Segment Start: Data

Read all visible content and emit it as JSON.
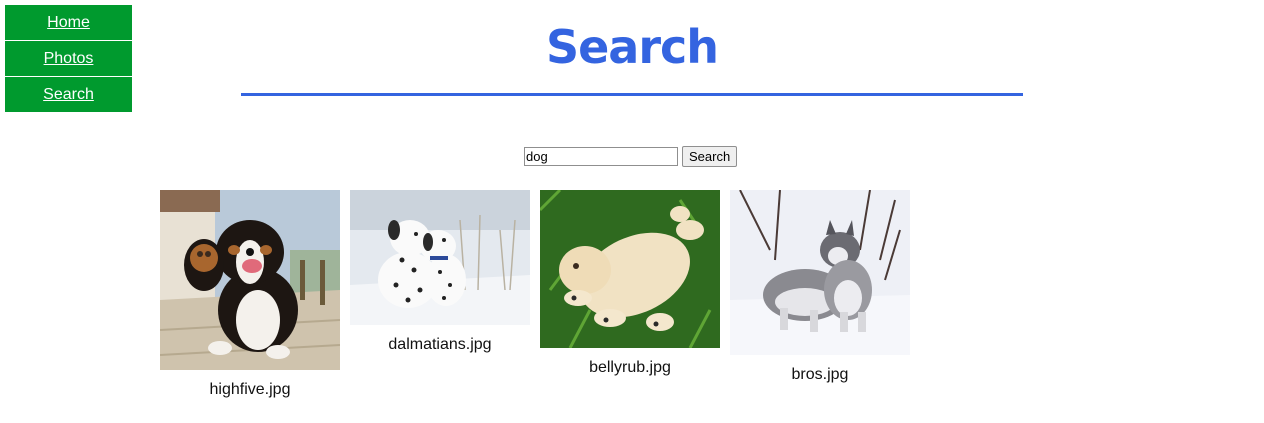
{
  "nav": {
    "items": [
      {
        "label": "Home"
      },
      {
        "label": "Photos"
      },
      {
        "label": "Search"
      }
    ]
  },
  "page": {
    "title": "Search"
  },
  "search": {
    "value": "dog",
    "button_label": "Search"
  },
  "results": [
    {
      "filename": "highfive.jpg"
    },
    {
      "filename": "dalmatians.jpg"
    },
    {
      "filename": "bellyrub.jpg"
    },
    {
      "filename": "bros.jpg"
    }
  ],
  "colors": {
    "nav_bg": "#009a2e",
    "accent": "#3464e0"
  }
}
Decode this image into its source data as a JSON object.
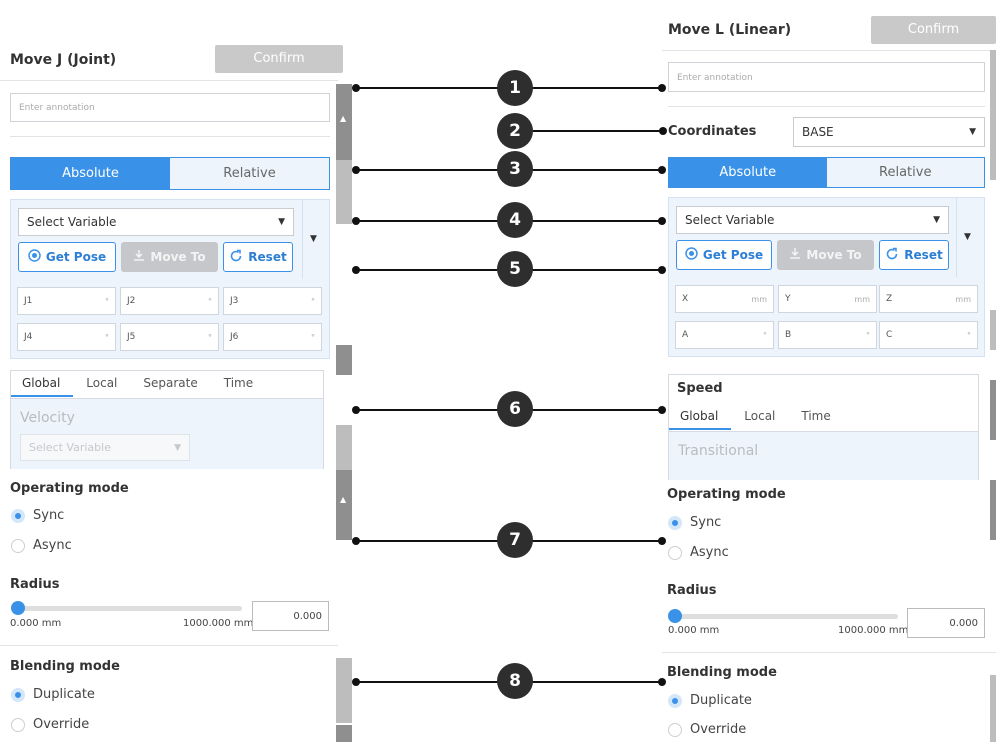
{
  "left": {
    "title": "Move J (Joint)",
    "confirm": "Confirm",
    "annotation_placeholder": "Enter annotation",
    "mode": {
      "active": "Absolute",
      "inactive": "Relative"
    },
    "select_variable": "Select Variable",
    "buttons": {
      "get_pose": "Get Pose",
      "move_to": "Move To",
      "reset": "Reset"
    },
    "joints": [
      {
        "label": "J1",
        "unit": "°"
      },
      {
        "label": "J2",
        "unit": "°"
      },
      {
        "label": "J3",
        "unit": "°"
      },
      {
        "label": "J4",
        "unit": "°"
      },
      {
        "label": "J5",
        "unit": "°"
      },
      {
        "label": "J6",
        "unit": "°"
      }
    ],
    "speed_tabs": [
      "Global",
      "Local",
      "Separate",
      "Time"
    ],
    "velocity_label": "Velocity",
    "velocity_select": "Select Variable",
    "operating_mode": {
      "heading": "Operating mode",
      "options": [
        "Sync",
        "Async"
      ],
      "selected": "Sync"
    },
    "radius": {
      "heading": "Radius",
      "min": "0.000 mm",
      "max": "1000.000 mm",
      "value": "0.000",
      "fraction": 0
    },
    "blending_mode": {
      "heading": "Blending mode",
      "options": [
        "Duplicate",
        "Override"
      ],
      "selected": "Duplicate"
    }
  },
  "right": {
    "title": "Move L (Linear)",
    "confirm": "Confirm",
    "annotation_placeholder": "Enter annotation",
    "coordinates_label": "Coordinates",
    "coordinates_value": "BASE",
    "mode": {
      "active": "Absolute",
      "inactive": "Relative"
    },
    "select_variable": "Select Variable",
    "buttons": {
      "get_pose": "Get Pose",
      "move_to": "Move To",
      "reset": "Reset"
    },
    "axes": [
      {
        "label": "X",
        "unit": "mm"
      },
      {
        "label": "Y",
        "unit": "mm"
      },
      {
        "label": "Z",
        "unit": "mm"
      },
      {
        "label": "A",
        "unit": "°"
      },
      {
        "label": "B",
        "unit": "°"
      },
      {
        "label": "C",
        "unit": "°"
      }
    ],
    "speed_heading": "Speed",
    "speed_tabs": [
      "Global",
      "Local",
      "Time"
    ],
    "transitional_label": "Transitional",
    "operating_mode": {
      "heading": "Operating mode",
      "options": [
        "Sync",
        "Async"
      ],
      "selected": "Sync"
    },
    "radius": {
      "heading": "Radius",
      "min": "0.000 mm",
      "max": "1000.000 mm",
      "value": "0.000",
      "fraction": 0
    },
    "blending_mode": {
      "heading": "Blending mode",
      "options": [
        "Duplicate",
        "Override"
      ],
      "selected": "Duplicate"
    }
  },
  "callouts": [
    "1",
    "2",
    "3",
    "4",
    "5",
    "6",
    "7",
    "8"
  ],
  "colors": {
    "accent": "#3a92e8",
    "badge": "#2e2e2e",
    "confirm": "#c9c9c9"
  },
  "icons": {
    "get_pose": "target-icon",
    "move_to": "download-icon",
    "reset": "refresh-icon"
  }
}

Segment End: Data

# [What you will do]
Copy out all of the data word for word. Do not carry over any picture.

# [Exercise response]
Read all visible content and emit it as JSON.
{
  "nav": {
    "items": [
      {
        "label": "Home"
      },
      {
        "label": "Photos"
      },
      {
        "label": "Search"
      }
    ]
  },
  "page": {
    "title": "Search"
  },
  "search": {
    "value": "dog",
    "button_label": "Search"
  },
  "results": [
    {
      "filename": "highfive.jpg"
    },
    {
      "filename": "dalmatians.jpg"
    },
    {
      "filename": "bellyrub.jpg"
    },
    {
      "filename": "bros.jpg"
    }
  ],
  "colors": {
    "nav_bg": "#009a2e",
    "accent": "#3464e0"
  }
}
Decode this image into its source data as a JSON object.
{
  "left": {
    "title": "Move J (Joint)",
    "confirm": "Confirm",
    "annotation_placeholder": "Enter annotation",
    "mode": {
      "active": "Absolute",
      "inactive": "Relative"
    },
    "select_variable": "Select Variable",
    "buttons": {
      "get_pose": "Get Pose",
      "move_to": "Move To",
      "reset": "Reset"
    },
    "joints": [
      {
        "label": "J1",
        "unit": "°"
      },
      {
        "label": "J2",
        "unit": "°"
      },
      {
        "label": "J3",
        "unit": "°"
      },
      {
        "label": "J4",
        "unit": "°"
      },
      {
        "label": "J5",
        "unit": "°"
      },
      {
        "label": "J6",
        "unit": "°"
      }
    ],
    "speed_tabs": [
      "Global",
      "Local",
      "Separate",
      "Time"
    ],
    "velocity_label": "Velocity",
    "velocity_select": "Select Variable",
    "operating_mode": {
      "heading": "Operating mode",
      "options": [
        "Sync",
        "Async"
      ],
      "selected": "Sync"
    },
    "radius": {
      "heading": "Radius",
      "min": "0.000 mm",
      "max": "1000.000 mm",
      "value": "0.000",
      "fraction": 0
    },
    "blending_mode": {
      "heading": "Blending mode",
      "options": [
        "Duplicate",
        "Override"
      ],
      "selected": "Duplicate"
    }
  },
  "right": {
    "title": "Move L (Linear)",
    "confirm": "Confirm",
    "annotation_placeholder": "Enter annotation",
    "coordinates_label": "Coordinates",
    "coordinates_value": "BASE",
    "mode": {
      "active": "Absolute",
      "inactive": "Relative"
    },
    "select_variable": "Select Variable",
    "buttons": {
      "get_pose": "Get Pose",
      "move_to": "Move To",
      "reset": "Reset"
    },
    "axes": [
      {
        "label": "X",
        "unit": "mm"
      },
      {
        "label": "Y",
        "unit": "mm"
      },
      {
        "label": "Z",
        "unit": "mm"
      },
      {
        "label": "A",
        "unit": "°"
      },
      {
        "label": "B",
        "unit": "°"
      },
      {
        "label": "C",
        "unit": "°"
      }
    ],
    "speed_heading": "Speed",
    "speed_tabs": [
      "Global",
      "Local",
      "Time"
    ],
    "transitional_label": "Transitional",
    "operating_mode": {
      "heading": "Operating mode",
      "options": [
        "Sync",
        "Async"
      ],
      "selected": "Sync"
    },
    "radius": {
      "heading": "Radius",
      "min": "0.000 mm",
      "max": "1000.000 mm",
      "value": "0.000",
      "fraction": 0
    },
    "blending_mode": {
      "heading": "Blending mode",
      "options": [
        "Duplicate",
        "Override"
      ],
      "selected": "Duplicate"
    }
  },
  "callouts": [
    "1",
    "2",
    "3",
    "4",
    "5",
    "6",
    "7",
    "8"
  ],
  "colors": {
    "accent": "#3a92e8",
    "badge": "#2e2e2e",
    "confirm": "#c9c9c9"
  },
  "icons": {
    "get_pose": "target-icon",
    "move_to": "download-icon",
    "reset": "refresh-icon"
  }
}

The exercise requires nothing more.